» What is needed:
Every line below that contains the word "name" must be copied.

» Recorded data:
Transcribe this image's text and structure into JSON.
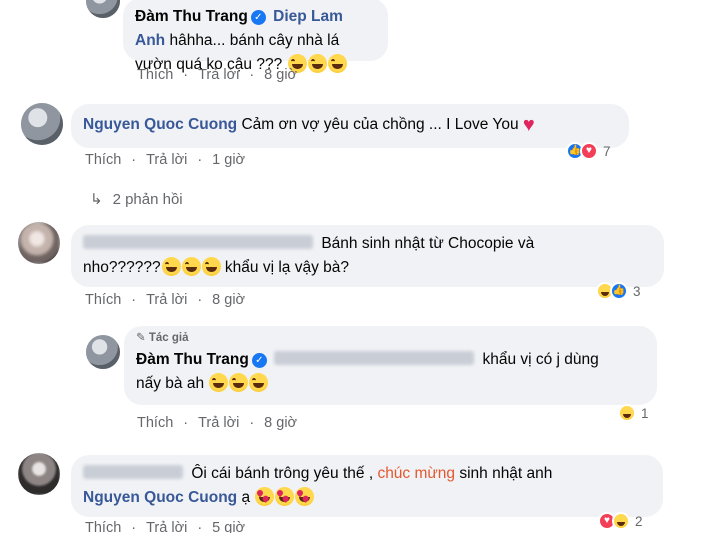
{
  "comments": [
    {
      "name": "Đàm Thu Trang",
      "mention": "Diep Lam Anh",
      "text_line1": "hâhha... bánh cây nhà lá",
      "text_line2": "vườn quá ko cậu ???",
      "emoji_count": 3,
      "actions": {
        "like": "Thích",
        "reply": "Trả lời",
        "time": "8 giờ"
      }
    },
    {
      "name": "Nguyen Quoc Cuong",
      "text": "Cảm ơn vợ yêu của chồng ... I Love You",
      "heart": "♥",
      "actions": {
        "like": "Thích",
        "reply": "Trả lời",
        "time": "1 giờ"
      },
      "reactions": {
        "icons": [
          "like",
          "love"
        ],
        "count": "7"
      }
    },
    {
      "replies_link": "2 phản hồi"
    },
    {
      "text_line1": "Bánh sinh nhật từ Chocopie và",
      "text_line2a": "nho??????",
      "text_line2b": "khẩu vị lạ vậy bà?",
      "actions": {
        "like": "Thích",
        "reply": "Trả lời",
        "time": "8 giờ"
      },
      "reactions": {
        "icons": [
          "haha",
          "like"
        ],
        "count": "3"
      }
    },
    {
      "author_label": "Tác giả",
      "name": "Đàm Thu Trang",
      "text_line1": "khẩu vị có j dùng",
      "text_line2": "nấy bà ah",
      "actions": {
        "like": "Thích",
        "reply": "Trả lời",
        "time": "8 giờ"
      },
      "reactions": {
        "icons": [
          "haha"
        ],
        "count": "1"
      }
    },
    {
      "text_part1": "Ôi cái bánh trông yêu thế ,",
      "highlight": "chúc mừng",
      "text_part2": "sinh nhật anh",
      "mention": "Nguyen Quoc Cuong",
      "text_part3": "ạ",
      "actions": {
        "like": "Thích",
        "reply": "Trả lời",
        "time": "5 giờ"
      },
      "reactions": {
        "icons": [
          "love",
          "haha"
        ],
        "count": "2"
      }
    }
  ],
  "colors": {
    "name": "#385898",
    "bubble": "#f0f2f5",
    "meta": "#65676b",
    "like": "#1877f2",
    "love": "#f33e58",
    "highlight": "#e4572e"
  }
}
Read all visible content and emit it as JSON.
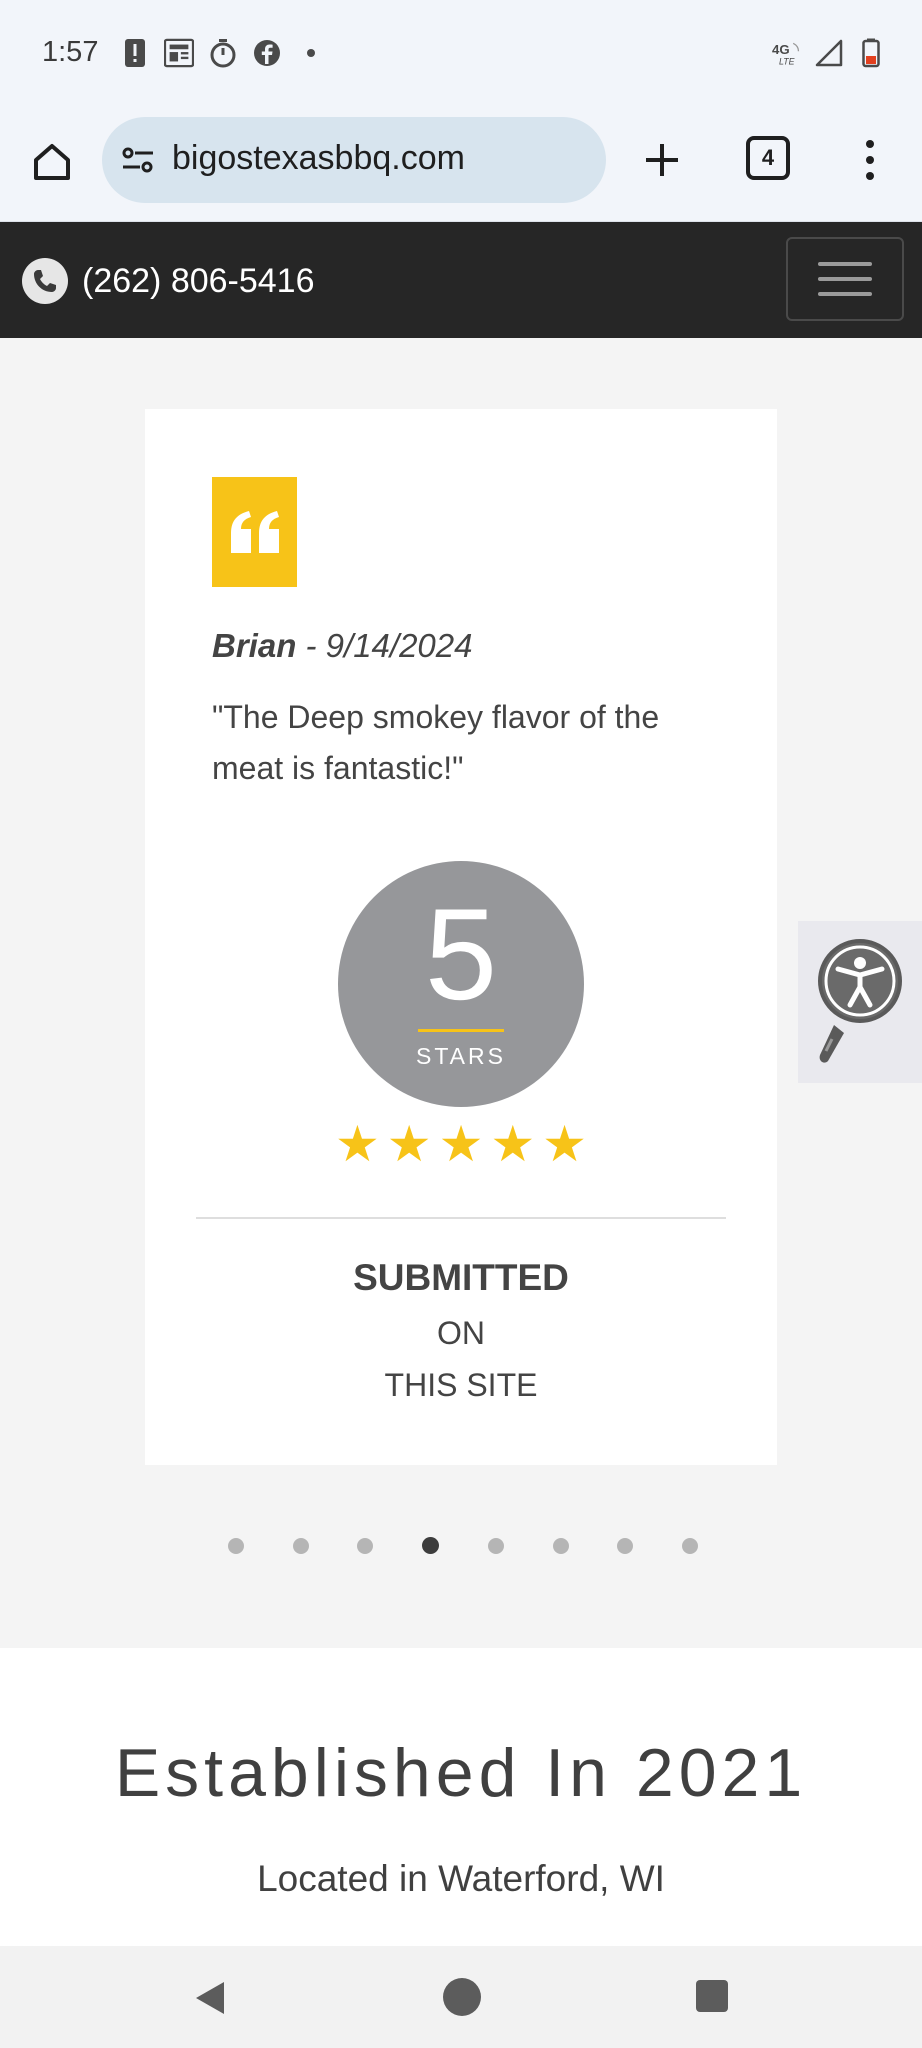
{
  "status_bar": {
    "time": "1:57",
    "left_icons": [
      "alert-icon",
      "news-icon",
      "timer-icon",
      "facebook-icon",
      "dot-icon"
    ],
    "network": "4G LTE",
    "right_icons": [
      "network-4g-lte-icon",
      "signal-icon",
      "battery-icon"
    ]
  },
  "browser": {
    "url": "bigostexasbbq.com",
    "tab_count": "4"
  },
  "header": {
    "phone": "(262) 806-5416"
  },
  "testimonial": {
    "author": "Brian",
    "date_sep": " - 9/14/2024",
    "text": "\"The Deep smokey flavor of the meat is fantastic!\"",
    "rating": "5",
    "rating_label": "STARS",
    "stars": 5,
    "submitted": "SUBMITTED",
    "on": "ON",
    "site": "THIS SITE"
  },
  "carousel": {
    "total": 8,
    "active_index": 3
  },
  "established": {
    "title": "Established In 2021",
    "subtitle": "Located in Waterford, WI"
  },
  "colors": {
    "accent": "#f7c318",
    "header_bg": "#262626",
    "rating_circle": "#96979a"
  }
}
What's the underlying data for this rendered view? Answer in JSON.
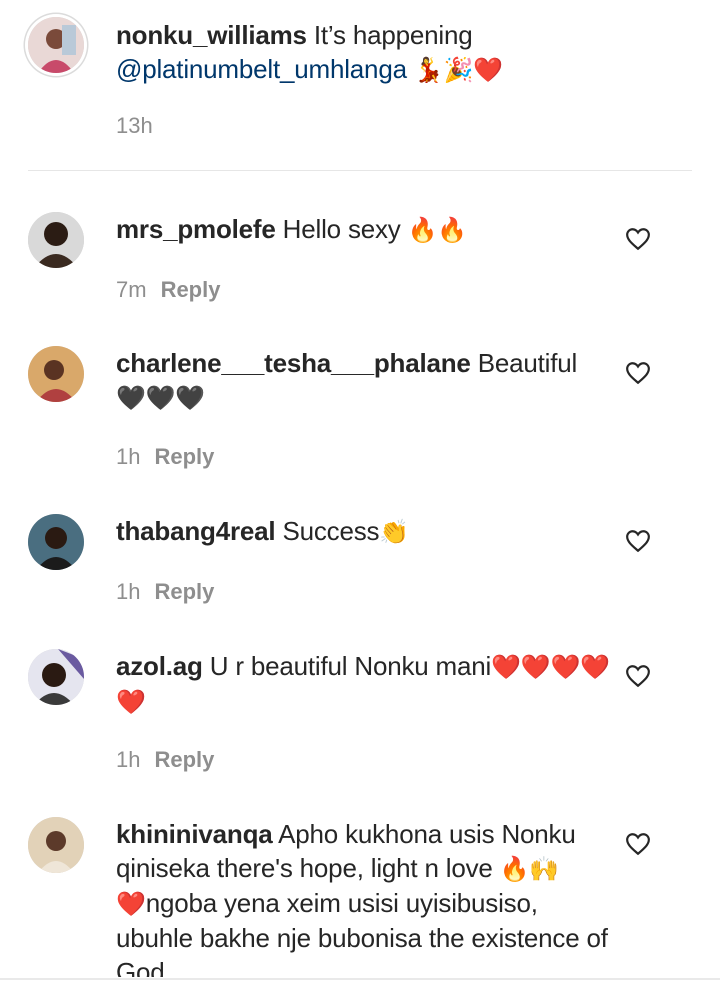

» Response area:
      "name": "Đàm Thu Trang",
      "name": "Nguyen Quoc Cuong",
      "name": "Đàm Thu Trang",
    "name": "#385898",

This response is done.